■ The task: Where in the records does the word "computer" occur? Copy each line in which it does.

■ Study material:
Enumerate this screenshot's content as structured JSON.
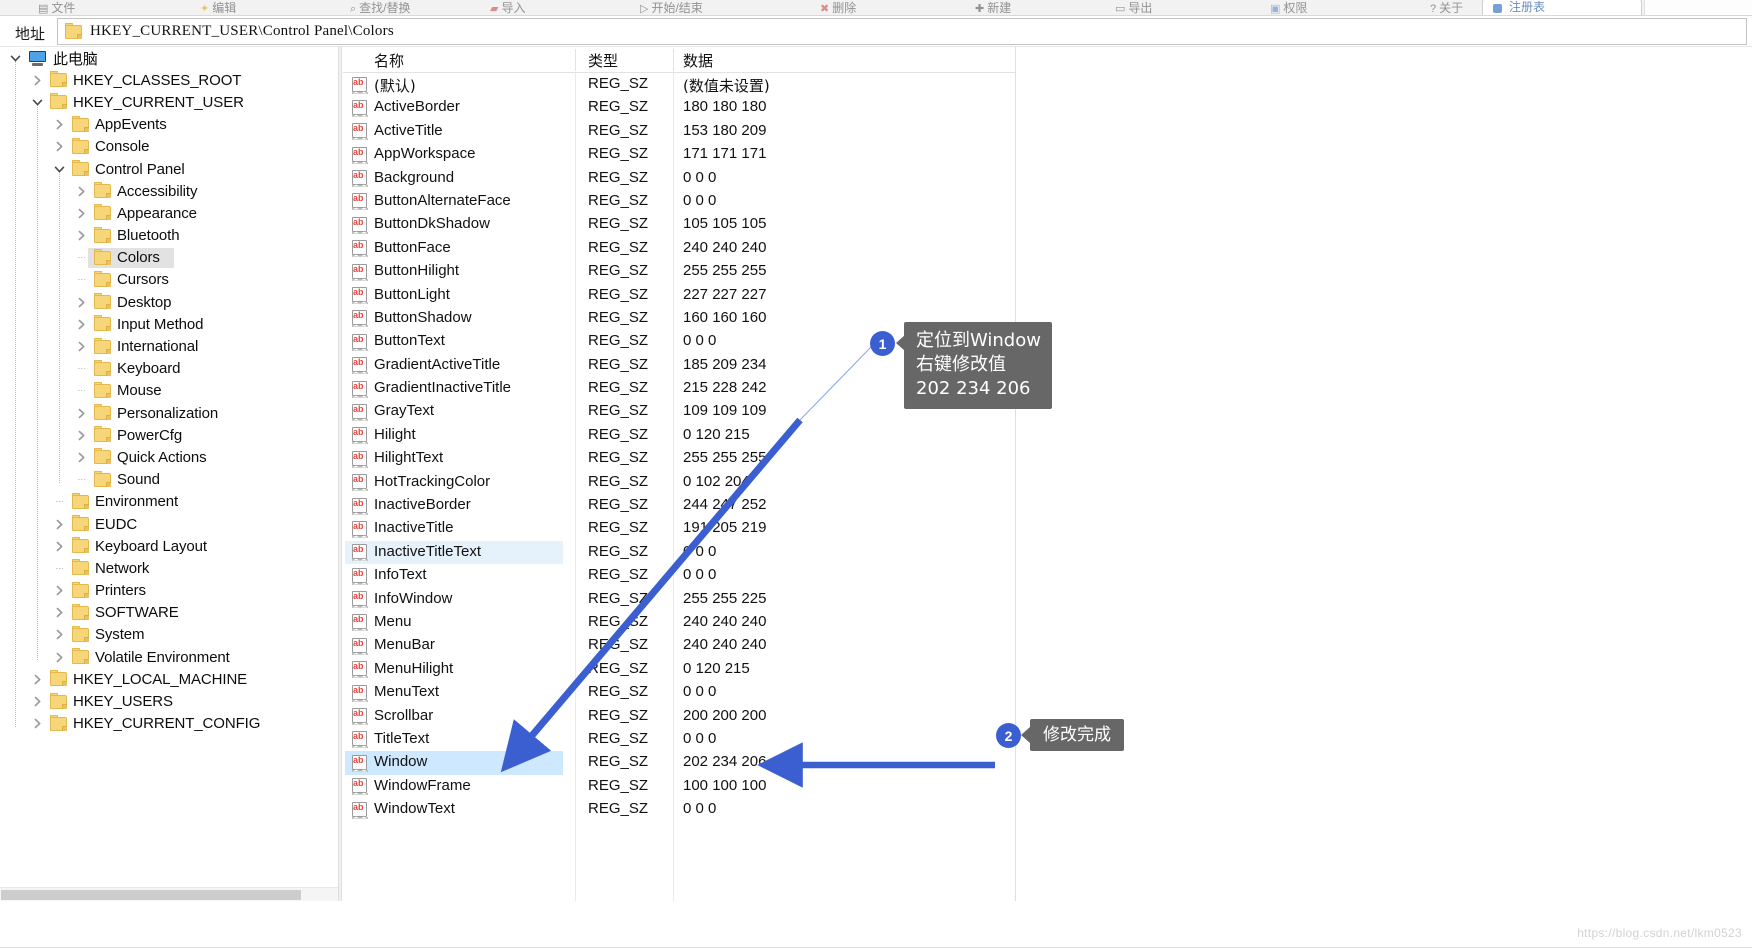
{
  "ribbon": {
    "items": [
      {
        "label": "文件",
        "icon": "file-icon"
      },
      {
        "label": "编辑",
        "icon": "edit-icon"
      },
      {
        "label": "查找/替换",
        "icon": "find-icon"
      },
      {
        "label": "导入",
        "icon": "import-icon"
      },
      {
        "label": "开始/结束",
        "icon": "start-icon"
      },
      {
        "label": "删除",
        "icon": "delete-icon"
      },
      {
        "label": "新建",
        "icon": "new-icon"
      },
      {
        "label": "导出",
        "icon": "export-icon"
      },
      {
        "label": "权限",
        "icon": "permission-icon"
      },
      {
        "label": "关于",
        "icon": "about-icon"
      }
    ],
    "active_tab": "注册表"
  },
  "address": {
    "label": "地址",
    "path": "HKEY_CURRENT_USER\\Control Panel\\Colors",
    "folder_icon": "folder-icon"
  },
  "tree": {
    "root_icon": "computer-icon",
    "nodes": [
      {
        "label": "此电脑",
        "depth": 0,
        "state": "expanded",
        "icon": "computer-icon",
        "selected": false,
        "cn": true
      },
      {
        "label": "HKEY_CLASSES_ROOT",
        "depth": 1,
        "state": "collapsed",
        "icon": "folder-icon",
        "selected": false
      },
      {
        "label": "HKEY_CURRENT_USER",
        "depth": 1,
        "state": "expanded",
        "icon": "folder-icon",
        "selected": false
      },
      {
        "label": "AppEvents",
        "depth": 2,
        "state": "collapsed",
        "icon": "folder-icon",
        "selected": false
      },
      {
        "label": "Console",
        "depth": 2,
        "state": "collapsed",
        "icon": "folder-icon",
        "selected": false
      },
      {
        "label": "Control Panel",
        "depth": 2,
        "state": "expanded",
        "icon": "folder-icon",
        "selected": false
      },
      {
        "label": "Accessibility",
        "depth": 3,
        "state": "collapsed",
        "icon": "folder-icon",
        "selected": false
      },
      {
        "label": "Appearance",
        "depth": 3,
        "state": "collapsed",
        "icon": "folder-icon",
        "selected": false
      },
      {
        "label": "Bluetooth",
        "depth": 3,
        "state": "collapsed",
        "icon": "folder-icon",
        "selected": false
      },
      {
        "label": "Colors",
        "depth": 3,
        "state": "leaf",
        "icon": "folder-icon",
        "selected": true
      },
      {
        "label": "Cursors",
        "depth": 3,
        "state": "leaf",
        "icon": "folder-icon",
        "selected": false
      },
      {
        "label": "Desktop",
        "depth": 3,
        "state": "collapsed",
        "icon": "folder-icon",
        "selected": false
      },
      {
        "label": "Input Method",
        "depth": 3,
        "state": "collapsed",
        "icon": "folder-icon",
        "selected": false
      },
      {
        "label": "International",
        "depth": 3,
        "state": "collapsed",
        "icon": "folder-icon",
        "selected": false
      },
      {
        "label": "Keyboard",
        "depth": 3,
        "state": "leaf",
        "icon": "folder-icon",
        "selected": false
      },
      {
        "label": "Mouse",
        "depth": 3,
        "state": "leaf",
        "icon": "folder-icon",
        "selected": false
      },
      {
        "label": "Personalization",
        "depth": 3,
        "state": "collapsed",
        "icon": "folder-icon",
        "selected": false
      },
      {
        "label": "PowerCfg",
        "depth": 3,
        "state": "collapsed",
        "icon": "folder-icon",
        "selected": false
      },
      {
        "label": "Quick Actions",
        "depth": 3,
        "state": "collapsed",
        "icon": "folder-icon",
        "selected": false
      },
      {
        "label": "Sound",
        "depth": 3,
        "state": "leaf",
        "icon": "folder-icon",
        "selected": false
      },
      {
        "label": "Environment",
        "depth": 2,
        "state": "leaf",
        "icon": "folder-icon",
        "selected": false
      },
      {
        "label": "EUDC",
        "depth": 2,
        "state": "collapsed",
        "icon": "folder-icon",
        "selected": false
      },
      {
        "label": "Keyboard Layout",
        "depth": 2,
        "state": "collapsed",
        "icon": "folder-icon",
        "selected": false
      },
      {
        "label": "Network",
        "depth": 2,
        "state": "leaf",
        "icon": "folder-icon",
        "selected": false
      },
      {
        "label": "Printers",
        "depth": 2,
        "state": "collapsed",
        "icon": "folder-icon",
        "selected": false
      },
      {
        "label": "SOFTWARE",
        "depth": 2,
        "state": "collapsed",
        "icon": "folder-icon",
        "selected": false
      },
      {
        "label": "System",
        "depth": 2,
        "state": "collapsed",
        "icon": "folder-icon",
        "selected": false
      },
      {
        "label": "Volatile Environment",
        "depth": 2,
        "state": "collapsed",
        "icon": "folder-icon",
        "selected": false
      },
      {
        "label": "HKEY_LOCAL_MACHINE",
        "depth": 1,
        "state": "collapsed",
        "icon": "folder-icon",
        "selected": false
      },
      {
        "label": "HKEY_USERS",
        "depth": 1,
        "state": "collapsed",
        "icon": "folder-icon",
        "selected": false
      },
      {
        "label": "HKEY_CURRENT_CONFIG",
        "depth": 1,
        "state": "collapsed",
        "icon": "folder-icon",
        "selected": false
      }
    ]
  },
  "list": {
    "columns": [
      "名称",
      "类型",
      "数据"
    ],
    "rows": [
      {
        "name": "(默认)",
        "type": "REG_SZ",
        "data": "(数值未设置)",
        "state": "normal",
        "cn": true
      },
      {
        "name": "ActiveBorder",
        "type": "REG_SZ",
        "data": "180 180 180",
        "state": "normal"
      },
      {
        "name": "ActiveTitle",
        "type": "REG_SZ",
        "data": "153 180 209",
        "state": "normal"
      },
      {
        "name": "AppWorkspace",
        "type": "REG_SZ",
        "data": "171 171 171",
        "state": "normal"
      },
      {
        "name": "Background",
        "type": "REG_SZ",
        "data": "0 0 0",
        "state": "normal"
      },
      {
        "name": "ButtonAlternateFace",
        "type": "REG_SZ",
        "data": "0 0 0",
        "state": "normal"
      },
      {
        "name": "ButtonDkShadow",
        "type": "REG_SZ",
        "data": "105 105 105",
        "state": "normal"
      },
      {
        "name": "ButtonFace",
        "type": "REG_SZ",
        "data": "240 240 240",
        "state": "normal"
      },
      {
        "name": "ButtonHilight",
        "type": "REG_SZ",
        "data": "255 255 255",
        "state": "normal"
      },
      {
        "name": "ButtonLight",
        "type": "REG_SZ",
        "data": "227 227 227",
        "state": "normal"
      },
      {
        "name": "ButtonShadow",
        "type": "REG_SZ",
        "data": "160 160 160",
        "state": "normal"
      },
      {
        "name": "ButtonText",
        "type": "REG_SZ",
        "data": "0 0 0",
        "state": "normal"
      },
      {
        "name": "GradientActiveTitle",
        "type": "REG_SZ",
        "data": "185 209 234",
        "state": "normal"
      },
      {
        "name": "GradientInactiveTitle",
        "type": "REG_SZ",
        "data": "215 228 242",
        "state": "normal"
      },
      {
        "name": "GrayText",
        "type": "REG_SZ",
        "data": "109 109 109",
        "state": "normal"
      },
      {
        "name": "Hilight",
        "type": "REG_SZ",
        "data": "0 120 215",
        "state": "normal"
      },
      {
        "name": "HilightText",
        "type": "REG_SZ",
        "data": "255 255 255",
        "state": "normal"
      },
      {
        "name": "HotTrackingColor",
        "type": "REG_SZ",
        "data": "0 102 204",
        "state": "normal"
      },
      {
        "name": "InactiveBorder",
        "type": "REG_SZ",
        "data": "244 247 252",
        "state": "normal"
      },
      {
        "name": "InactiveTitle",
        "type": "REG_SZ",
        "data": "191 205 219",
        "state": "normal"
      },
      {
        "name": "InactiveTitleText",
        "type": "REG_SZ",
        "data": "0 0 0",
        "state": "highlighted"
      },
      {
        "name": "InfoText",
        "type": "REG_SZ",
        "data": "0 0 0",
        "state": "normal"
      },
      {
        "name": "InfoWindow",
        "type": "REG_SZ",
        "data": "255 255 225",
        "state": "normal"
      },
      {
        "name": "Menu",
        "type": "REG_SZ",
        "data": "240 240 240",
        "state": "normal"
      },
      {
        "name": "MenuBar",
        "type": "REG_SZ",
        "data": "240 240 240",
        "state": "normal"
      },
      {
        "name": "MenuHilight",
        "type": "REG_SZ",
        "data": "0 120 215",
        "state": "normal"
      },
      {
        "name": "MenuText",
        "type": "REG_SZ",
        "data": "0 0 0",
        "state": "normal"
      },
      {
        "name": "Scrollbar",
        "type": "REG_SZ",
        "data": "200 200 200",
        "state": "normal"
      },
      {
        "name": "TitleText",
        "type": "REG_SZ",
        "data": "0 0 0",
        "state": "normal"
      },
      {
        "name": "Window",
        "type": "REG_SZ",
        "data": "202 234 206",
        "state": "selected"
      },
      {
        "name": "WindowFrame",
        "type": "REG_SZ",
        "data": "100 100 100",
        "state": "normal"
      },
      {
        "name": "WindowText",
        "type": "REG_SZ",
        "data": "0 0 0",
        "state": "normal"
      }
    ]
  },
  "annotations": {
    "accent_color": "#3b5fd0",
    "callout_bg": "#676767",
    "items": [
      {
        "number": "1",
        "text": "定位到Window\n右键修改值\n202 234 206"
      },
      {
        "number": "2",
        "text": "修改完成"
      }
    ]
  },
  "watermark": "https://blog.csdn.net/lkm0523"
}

■ Your solution:
    "root_icon": "computer-icon",
        "icon": "computer-icon",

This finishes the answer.